Oracle VM VirtualBox (formerly Sun VirtualBox, Sun xVM VirtualBox, and Innotek VirtualBox) is a free and open-source hosted hypervisor for x86 computers and is under development by Oracle Corporation. VirtualBox may be installed on a number of host operating systems, including Linux, macOS, Windows, Solaris, and OpenSolaris. There are also ports to FreeBSD and Genode. It supports the creation and management of guest virtual machines running versions and derivations of Windows, Linux, BSD, OS/2, Solaris, Haiku, OSx86 and others, and limited virtualization of macOS guests on Apple hardware.
In general, our application for web development is to emulate our production web server environment which is often a LAMP or WIMP stack. For our examples in this series, we’re going to look at the most popular, the LAMP stack (Linux, Apache, MySQL, and PHP).
The installation and setup of VirtualBox are very simple:
- Verify that you have a supported host operating system – that is, the desktop operating system that you’re on right now. https://www.virtualbox.org/manual/UserManual.html#hostossupport
- Navigate to https://www.virtualbox.org/wiki/Downloads and download the version that is right for your host operating system.
- Host OS Specific Steps:
- For Windows installations double-click on the downloaded executable file.
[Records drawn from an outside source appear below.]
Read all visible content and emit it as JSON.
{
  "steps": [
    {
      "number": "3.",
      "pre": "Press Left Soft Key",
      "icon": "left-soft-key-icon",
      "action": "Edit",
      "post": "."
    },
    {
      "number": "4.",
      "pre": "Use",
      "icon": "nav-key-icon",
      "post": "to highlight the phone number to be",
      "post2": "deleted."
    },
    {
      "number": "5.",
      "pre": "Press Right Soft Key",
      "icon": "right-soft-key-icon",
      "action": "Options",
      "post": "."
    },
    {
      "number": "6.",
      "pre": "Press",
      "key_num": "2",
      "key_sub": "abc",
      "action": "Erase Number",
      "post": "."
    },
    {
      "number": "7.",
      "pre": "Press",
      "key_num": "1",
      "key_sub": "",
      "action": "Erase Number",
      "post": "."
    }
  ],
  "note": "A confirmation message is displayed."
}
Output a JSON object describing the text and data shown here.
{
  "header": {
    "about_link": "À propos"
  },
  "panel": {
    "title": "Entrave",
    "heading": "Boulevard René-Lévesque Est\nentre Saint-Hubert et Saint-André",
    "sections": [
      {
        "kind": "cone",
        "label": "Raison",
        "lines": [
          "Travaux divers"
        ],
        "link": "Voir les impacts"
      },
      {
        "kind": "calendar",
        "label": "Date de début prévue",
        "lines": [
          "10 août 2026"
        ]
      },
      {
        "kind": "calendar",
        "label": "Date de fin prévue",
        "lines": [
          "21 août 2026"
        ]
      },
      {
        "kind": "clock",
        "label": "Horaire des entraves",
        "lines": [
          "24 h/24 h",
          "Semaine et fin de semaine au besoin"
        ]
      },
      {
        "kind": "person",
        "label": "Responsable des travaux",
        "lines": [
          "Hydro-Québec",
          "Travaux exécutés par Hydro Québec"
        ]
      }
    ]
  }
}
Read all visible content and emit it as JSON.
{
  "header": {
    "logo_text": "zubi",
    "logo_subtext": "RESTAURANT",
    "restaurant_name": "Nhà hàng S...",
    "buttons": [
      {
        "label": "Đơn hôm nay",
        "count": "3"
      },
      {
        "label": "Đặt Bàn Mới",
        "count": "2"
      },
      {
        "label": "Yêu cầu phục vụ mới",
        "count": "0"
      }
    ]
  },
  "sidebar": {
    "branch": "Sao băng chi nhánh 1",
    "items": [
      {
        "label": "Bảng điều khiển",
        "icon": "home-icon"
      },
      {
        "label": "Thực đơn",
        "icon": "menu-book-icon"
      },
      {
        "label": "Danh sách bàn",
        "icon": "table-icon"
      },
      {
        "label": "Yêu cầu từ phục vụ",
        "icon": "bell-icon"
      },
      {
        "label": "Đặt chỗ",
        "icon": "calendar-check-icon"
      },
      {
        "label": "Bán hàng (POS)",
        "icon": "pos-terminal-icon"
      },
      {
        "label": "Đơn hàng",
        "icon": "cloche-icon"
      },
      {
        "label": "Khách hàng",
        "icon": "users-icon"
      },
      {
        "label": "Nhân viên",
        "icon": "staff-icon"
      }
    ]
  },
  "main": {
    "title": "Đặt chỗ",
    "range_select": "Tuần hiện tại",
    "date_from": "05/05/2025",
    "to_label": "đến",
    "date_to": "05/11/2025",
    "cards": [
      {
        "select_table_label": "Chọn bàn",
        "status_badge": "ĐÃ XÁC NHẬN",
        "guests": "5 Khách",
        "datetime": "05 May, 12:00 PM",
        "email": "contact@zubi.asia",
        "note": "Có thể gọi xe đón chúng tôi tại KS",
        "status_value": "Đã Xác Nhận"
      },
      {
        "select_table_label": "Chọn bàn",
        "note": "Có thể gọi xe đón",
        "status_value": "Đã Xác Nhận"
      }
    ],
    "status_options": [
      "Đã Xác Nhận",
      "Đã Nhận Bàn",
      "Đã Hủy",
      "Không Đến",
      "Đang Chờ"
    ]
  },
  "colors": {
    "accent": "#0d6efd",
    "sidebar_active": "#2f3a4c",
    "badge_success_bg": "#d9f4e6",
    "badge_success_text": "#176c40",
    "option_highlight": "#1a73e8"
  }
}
Select either all or partial component installation – for web development make sure the network components are also selected — USB and Python support is optional
- For Mac installations double-click on the downloaded dmg file. And follow the prompts.
- For Linux – see this link: https://www.virtualbox.org/manual/UserManual.html#install-linux-host
For most people that is just about it, you’re installed and all set with VirtualBox. The next step for most web developers will be to install Vagrant, which makes managing virtual images super easy!
In some situations, your host machines BIOS settings need to be changed because your manufacturer has turned off the required settings by default. You don’t need to worry about this unless you get an error when trying to use a virtual machine. You might get a message like:
- VT-x/AMD-V hardware acceleration is not available on your system
- This host supports Intel VT-x, but Intel VT-x is disabled
- The processor on this computer is not compatible with Hyper-V
This issue is can occur regardless of the virtualization technology you use (VMWare, XenServer, Hyper-V, etc).
How to configure Intel-VT or AMD-V:
- Reboot the computer and open the system’s BIOS menu. Depending on the manufacturer, this is done by pressing the delete key, the F1 key or the F2 key.
- Open the Processor submenu (also may be listed under CPI, Chipset, or Configuration)
- Enable Virtualization, Intel-VT, or AMD-V. You may also see Virtualization Extensions, Vanderpool, Intel VTd, AMD IOMMU, if the options are available.
- Select Save & Exit.
You should be now all set, reboot into your host operating system and try again.
Version Disclosure: This document was written while the current version of virtual box is 6.0.4 – different versions might be slightly different.